Rock Products

JUL 2019

Rock Products is the aggregates industry's leading source for market analysis and technology solutions, delivering critical content focusing on aggregates-processing equipment; operational efficiencies; management best practices; comprehensive market

Issue link:

Contents of this Issue


Page 48 of 79 ROCKproducts • July 2019 • 47 LAW • Recently, the U.S. District Court in Arizona held that employ- ees have the right to file a lawsuit under the state medical marijuana law. Arizona state law prohibits employers from discriminating against a person who tests positive for mari- juana unless the cardholder used, possessed or was impaired by marijuana on the job, where that belief is based on a drug test sufficiently establishing the presence of metabolites or components of marijuana sufficient to cause impairment. Because the defendant (Wal-Mart) did not present expert testimony regarding these drug test results, the court found for the employee. Whitmire v. Wal-Mart Stores Inc., No. CV-17- 08108-PCT-JAT, 2019 WL 479842 (D. Ariz., Feb 7, 2019). Compliance State regulations on worker protection for medical marijuana users vary, making compliance challenging for companies operating in various states throughout the country. For exam- ple, in Oklahoma, state law provides that: "Employers may not take action against the holder of a med- ical marijuana license solely upon the status of an employee as a medical marijuana license holder or the results of a drug test showing positive for marijuana or its component." This law applies to both applicants and current employees. Hence, a blanket pre-employment screening for applicants that test positive for marijuana will no longer be permissible for medical marijuana license holders in Oklahoma. States such an Illinois, Nevada and West Virginia also have varying degrees of protections for medical marijuana users in the workplace. To the contrary, some states that have legalized medical marijuana do not require that employers accommo- date an employee's use of medical marijuana. What to Do What is an employer to do given these variances in state medi- cal marijuana laws and case law? The short answer: a blanket zero-tolerance policy, especially for companies operating in many states, may not be possible. Since the purpose of most company policies on drugs and alcohol is workplace safety and some states have specific carve-outs for not allowing employees in safety-sensitive posi- tions to test positive for the drug, operators are wise to tie any marijuana policy to the common goal of safety where possi- ble.
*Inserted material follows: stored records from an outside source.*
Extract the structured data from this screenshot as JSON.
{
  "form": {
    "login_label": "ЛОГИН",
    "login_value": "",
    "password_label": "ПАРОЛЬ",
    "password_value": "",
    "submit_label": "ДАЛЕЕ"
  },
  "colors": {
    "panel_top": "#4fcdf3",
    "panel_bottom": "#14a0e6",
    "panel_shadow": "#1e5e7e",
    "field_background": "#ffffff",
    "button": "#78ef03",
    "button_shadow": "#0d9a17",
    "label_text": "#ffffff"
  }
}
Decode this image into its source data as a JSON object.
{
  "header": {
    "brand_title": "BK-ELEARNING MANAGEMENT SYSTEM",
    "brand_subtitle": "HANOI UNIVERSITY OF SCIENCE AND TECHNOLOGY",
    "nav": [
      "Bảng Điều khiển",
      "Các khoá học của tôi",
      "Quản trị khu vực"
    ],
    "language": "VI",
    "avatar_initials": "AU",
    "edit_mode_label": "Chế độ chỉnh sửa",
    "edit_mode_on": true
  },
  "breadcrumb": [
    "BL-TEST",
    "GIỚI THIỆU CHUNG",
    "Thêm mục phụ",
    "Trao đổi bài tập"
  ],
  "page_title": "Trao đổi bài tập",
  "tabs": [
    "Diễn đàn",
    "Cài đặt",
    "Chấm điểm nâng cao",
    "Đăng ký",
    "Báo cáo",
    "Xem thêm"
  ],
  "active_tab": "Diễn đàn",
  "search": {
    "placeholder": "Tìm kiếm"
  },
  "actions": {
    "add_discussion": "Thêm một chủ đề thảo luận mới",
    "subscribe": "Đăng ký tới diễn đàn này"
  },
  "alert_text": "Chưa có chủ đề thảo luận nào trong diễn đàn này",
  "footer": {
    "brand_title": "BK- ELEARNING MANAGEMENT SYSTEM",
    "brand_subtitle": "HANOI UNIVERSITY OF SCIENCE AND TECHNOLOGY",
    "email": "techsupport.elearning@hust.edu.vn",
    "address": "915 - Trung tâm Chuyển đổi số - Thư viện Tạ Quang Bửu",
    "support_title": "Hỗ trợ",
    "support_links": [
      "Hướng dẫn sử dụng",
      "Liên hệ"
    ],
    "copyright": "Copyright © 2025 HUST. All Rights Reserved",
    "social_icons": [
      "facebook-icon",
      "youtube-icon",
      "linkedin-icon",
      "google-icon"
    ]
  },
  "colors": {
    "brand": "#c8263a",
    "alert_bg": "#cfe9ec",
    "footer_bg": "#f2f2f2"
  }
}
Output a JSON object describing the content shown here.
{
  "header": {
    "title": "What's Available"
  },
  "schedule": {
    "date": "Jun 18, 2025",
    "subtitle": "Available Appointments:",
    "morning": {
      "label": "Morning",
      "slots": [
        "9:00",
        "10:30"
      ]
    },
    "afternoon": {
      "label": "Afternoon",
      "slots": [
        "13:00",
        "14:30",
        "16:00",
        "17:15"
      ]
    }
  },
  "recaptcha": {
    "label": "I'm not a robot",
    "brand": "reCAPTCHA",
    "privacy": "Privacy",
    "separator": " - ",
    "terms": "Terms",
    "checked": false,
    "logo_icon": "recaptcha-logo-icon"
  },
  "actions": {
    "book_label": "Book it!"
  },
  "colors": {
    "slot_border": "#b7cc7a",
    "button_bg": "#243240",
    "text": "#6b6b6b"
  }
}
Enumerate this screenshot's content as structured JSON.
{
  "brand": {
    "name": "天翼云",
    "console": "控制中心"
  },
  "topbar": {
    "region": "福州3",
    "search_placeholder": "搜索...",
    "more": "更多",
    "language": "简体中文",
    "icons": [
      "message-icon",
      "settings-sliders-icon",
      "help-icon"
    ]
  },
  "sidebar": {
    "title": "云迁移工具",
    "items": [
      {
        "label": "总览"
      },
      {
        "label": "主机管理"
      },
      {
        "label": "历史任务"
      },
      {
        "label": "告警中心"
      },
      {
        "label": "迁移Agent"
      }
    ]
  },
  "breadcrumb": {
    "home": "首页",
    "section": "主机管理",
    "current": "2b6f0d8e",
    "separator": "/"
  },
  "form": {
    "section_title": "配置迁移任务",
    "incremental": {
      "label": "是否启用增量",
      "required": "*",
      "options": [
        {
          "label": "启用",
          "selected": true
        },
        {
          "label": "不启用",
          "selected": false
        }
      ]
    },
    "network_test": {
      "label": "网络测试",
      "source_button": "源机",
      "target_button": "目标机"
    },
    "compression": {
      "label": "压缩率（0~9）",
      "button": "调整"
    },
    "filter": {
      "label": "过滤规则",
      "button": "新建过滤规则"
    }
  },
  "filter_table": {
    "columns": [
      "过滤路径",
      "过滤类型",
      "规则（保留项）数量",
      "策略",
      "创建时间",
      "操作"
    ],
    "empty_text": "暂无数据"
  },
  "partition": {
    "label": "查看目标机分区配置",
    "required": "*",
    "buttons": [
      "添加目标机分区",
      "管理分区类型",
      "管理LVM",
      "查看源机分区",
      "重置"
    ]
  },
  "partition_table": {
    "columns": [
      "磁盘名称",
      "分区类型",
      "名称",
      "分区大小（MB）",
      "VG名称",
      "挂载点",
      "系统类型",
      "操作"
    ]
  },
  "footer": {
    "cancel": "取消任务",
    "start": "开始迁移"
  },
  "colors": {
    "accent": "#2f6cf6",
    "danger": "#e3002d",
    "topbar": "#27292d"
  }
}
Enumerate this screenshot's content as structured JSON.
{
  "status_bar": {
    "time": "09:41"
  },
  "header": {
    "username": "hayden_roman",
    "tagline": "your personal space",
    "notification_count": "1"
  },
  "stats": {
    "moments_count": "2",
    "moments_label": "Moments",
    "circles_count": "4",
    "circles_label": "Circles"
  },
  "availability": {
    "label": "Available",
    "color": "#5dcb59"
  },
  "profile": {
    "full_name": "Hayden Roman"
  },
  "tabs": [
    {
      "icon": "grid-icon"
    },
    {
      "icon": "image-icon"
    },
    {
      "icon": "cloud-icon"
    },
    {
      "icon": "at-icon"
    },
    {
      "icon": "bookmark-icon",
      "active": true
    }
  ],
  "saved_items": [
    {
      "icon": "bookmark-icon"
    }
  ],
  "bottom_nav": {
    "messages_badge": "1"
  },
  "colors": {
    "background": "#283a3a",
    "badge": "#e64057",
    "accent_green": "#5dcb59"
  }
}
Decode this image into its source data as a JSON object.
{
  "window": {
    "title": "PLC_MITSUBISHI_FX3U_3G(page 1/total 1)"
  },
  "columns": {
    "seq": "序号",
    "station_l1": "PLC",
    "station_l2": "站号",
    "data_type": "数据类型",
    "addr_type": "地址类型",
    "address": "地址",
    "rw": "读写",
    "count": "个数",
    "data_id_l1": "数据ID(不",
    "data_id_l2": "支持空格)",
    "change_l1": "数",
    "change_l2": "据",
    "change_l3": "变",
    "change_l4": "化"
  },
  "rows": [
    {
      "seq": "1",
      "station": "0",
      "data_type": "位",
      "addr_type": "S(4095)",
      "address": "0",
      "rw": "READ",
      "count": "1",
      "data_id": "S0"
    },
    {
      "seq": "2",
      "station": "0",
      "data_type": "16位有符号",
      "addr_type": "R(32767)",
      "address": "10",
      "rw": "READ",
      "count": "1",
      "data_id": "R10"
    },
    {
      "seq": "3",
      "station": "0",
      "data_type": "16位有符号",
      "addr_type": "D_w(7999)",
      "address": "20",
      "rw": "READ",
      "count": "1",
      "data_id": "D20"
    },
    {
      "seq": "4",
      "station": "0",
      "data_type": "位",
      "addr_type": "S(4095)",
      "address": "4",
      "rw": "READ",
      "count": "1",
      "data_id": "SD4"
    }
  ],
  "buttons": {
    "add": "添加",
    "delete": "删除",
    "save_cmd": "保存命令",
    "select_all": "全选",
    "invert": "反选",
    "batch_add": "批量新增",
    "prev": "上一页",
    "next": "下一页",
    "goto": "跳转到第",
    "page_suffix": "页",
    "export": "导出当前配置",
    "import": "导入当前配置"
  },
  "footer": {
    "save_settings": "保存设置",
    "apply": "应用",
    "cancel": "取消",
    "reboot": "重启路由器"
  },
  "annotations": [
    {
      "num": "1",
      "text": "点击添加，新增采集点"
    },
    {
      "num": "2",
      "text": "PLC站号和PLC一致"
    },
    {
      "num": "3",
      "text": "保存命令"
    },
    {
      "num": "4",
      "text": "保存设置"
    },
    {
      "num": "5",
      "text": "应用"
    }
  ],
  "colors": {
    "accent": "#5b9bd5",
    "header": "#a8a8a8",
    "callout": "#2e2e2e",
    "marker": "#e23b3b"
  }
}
Operators should also closely review the state law of their operations, and develop a drug policy that is in compliance with their site's state-specific medical marijuana regulations.

Articles in this issue

Links on this page

Archives of this issue

view archives of Rock Products - JUL 2019